Padding and crunch are essentially what will define your game in the memory of your players; will they remember falling asleep at their desks while playing, or the intense battles throughout? Will they have distinct memories of both? You, as a designer, get to make that decision. Padding is not something that game designers typically “market”, but it has a couple advantages; it’s cheap and it allows the players to recover. From a development and writing standpoint, padding has little going on. The challenges to players are minimal. The most recent Tomb Raider has zones where you can return to hunt and achieve maximum completion. In addition to giving players a chance to get more materials to craft upgrades with, it also lets them unwind from some of the very intense scenes in the game, being a well-utilized source of padding. Most of these scenes are identical to the normal play environments, and didn’t require any additional effort to create because elements of the padding were included within the combat-heavy crunch sections of the game, creating a synergistic relationship that enhanced both parts; the ability to explore and find stuff may have not taken precedence over the combat, but it showed the correct path through areas by tossing shiny things in front of the player.
On the other hand, you have crunch. Crunch is difficult to create, because if you have too much of the same it will become padding; it requires creating engaging experiences and challenges for the player. The easiest way to do this is difficulty; a crushingly difficult boss fight will create a sense of anticipation and anxiety that the player then channels into a fight against their powerful foe, feeling triumphant upon victory. In addition, it’s where you risk running into mechanical breaks; the designers of Skyrim obviously didn’t want the final fight against Alduin to cause too much angst, because as it stood it was so easy that it hardly posed a threat and falls well into the “padding” category as far as gameplay experiences go, a piece of what was intended to be crunch that was over-analyzed and turned into one of the least satisfying experiences in a 100+ hour game that excelled at providing plenty of crunch.

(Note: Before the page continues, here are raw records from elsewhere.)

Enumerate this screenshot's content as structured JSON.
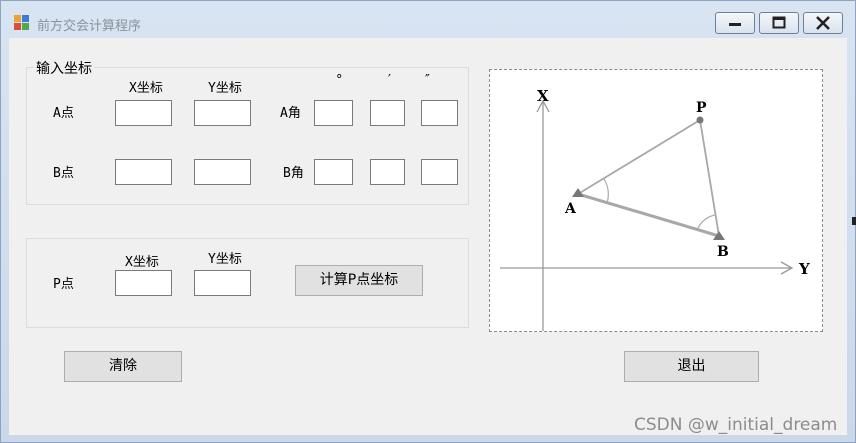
{
  "window": {
    "title": "前方交会计算程序"
  },
  "input_group": {
    "title": "输入坐标",
    "x_header": "X坐标",
    "y_header": "Y坐标",
    "deg_header": "°",
    "min_header": "′",
    "sec_header": "″",
    "point_a_label": "A点",
    "point_b_label": "B点",
    "angle_a_label": "A角",
    "angle_b_label": "B角",
    "a_x": "",
    "a_y": "",
    "b_x": "",
    "b_y": "",
    "angle_a_deg": "",
    "angle_a_min": "",
    "angle_a_sec": "",
    "angle_b_deg": "",
    "angle_b_min": "",
    "angle_b_sec": ""
  },
  "result_group": {
    "x_header": "X坐标",
    "y_header": "Y坐标",
    "point_p_label": "P点",
    "p_x": "",
    "p_y": "",
    "calc_button": "计算P点坐标"
  },
  "buttons": {
    "clear": "清除",
    "exit": "退出"
  },
  "diagram": {
    "axis_x": "X",
    "axis_y": "Y",
    "point_a": "A",
    "point_b": "B",
    "point_p": "P"
  },
  "watermark": "CSDN @w_initial_dream",
  "colors": {
    "client_bg": "#f0f0f0",
    "button_bg": "#e1e1e1",
    "titlebar_bg": "#d8e4f2"
  }
}
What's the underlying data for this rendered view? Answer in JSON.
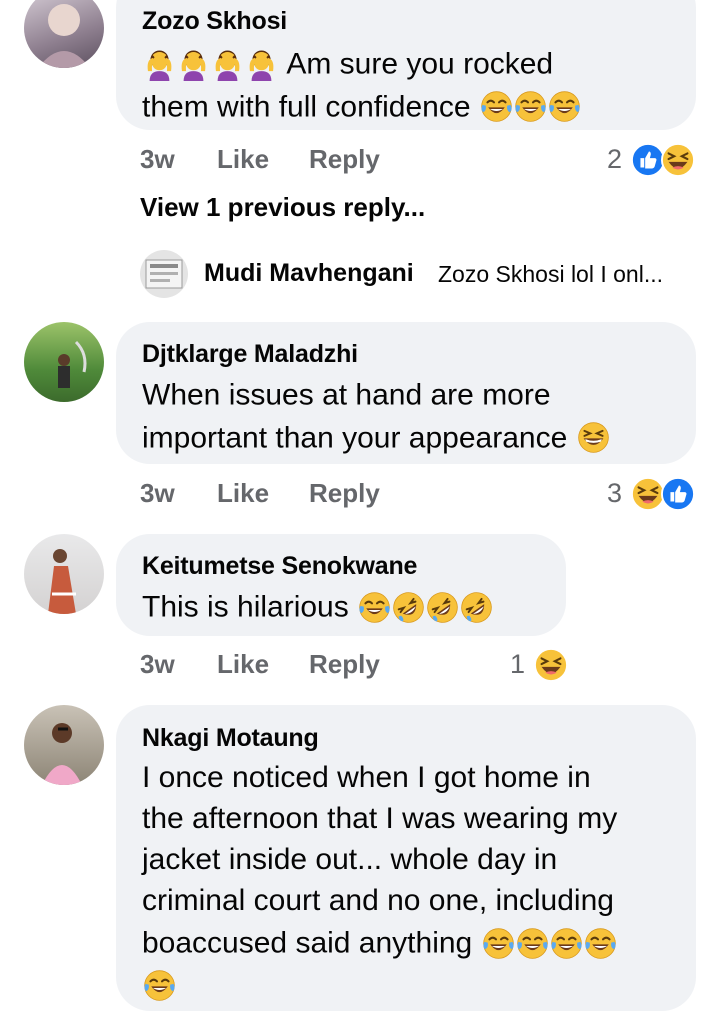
{
  "comments": [
    {
      "author": "Zozo Skhosi",
      "line1": "Am sure you rocked",
      "line2": "them with full confidence",
      "time": "3w",
      "like": "Like",
      "reply": "Reply",
      "reaction_count": "2",
      "reactions": [
        "like-icon",
        "laugh-icon"
      ]
    },
    {
      "author": "Djtklarge Maladzhi",
      "line1": "When issues at hand are more",
      "line2": "important than your appearance",
      "time": "3w",
      "like": "Like",
      "reply": "Reply",
      "reaction_count": "3",
      "reactions": [
        "laugh-icon",
        "like-icon"
      ]
    },
    {
      "author": "Keitumetse Senokwane",
      "line1": "This is hilarious",
      "time": "3w",
      "like": "Like",
      "reply": "Reply",
      "reaction_count": "1",
      "reactions": [
        "laugh-icon"
      ]
    },
    {
      "author": "Nkagi Motaung",
      "lines": [
        "I once noticed when I got home in",
        "the afternoon that I was wearing my",
        "jacket inside out... whole day in",
        "criminal court and no one, including",
        "boaccused said anything"
      ]
    }
  ],
  "view_previous": "View 1 previous reply...",
  "reply_preview": {
    "author": "Mudi Mavhengani",
    "snippet": "Zozo Skhosi lol I onl..."
  },
  "colors": {
    "bubble": "#f0f2f5",
    "muted": "#65676b",
    "like_blue": "#1877f2",
    "emoji_yellow": "#f7c23a"
  }
}
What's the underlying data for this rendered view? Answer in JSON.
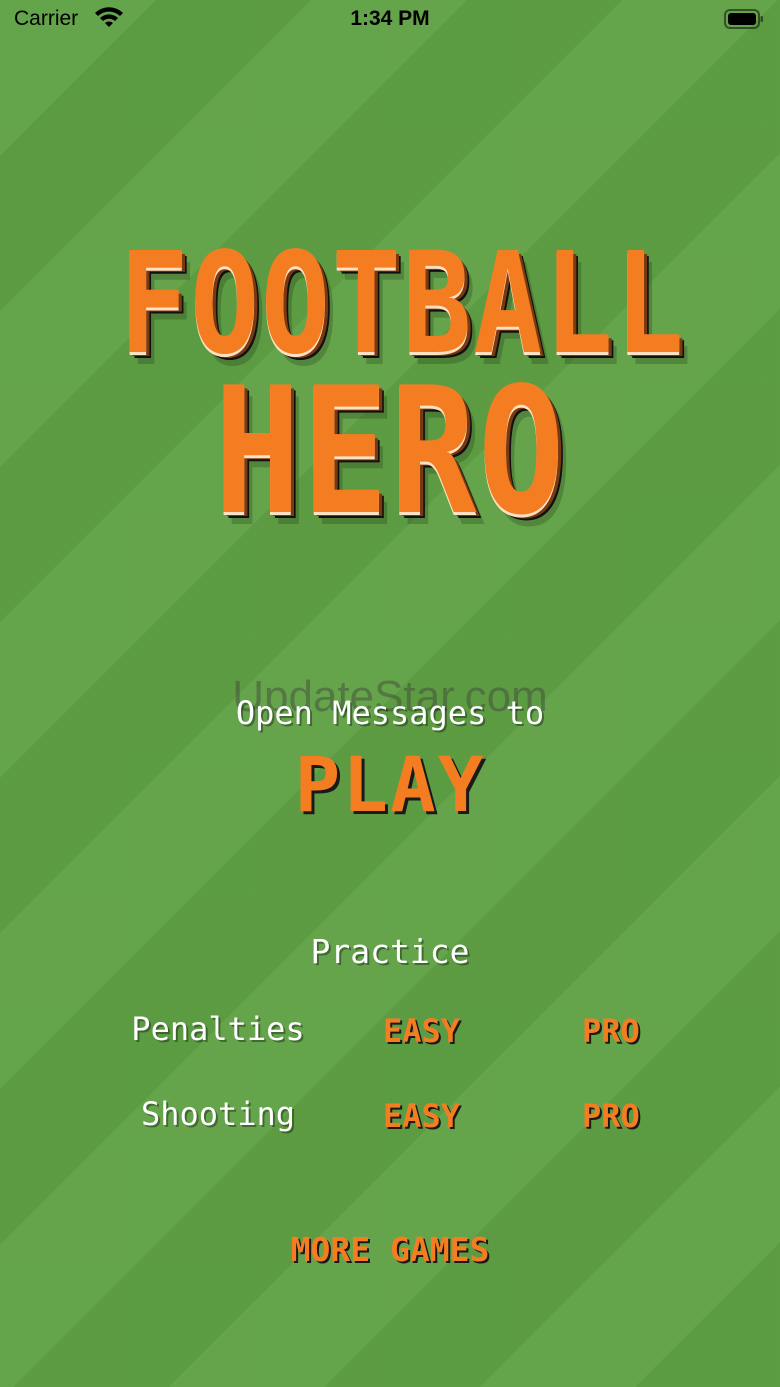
{
  "status_bar": {
    "carrier": "Carrier",
    "time": "1:34 PM"
  },
  "logo": {
    "line1": "FOOTBALL",
    "line2": "HERO"
  },
  "watermark": "UpdateStar.com",
  "main": {
    "open_messages": "Open Messages to",
    "play": "PLAY"
  },
  "practice": {
    "title": "Practice",
    "rows": [
      {
        "label": "Penalties",
        "easy": "EASY",
        "pro": "PRO"
      },
      {
        "label": "Shooting",
        "easy": "EASY",
        "pro": "PRO"
      }
    ]
  },
  "more_games": "MORE GAMES",
  "colors": {
    "background": "#5fa144",
    "accent": "#f47d21",
    "text": "#ffffff"
  }
}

This concept is what motivated the concept of leveled environments, both in MMORPG’s but also in games like Oblivion, Fallout 3, or Skyrim, though these quickly turn into padding when viewed by a skeptical player; crunch is more than just difficulty, it should be accompanied by narrative meaning.
Next week, I’ll write more about rewarding players, and distinctive styles with which to provide opportunities for players to enjoy their experience and be directed through it.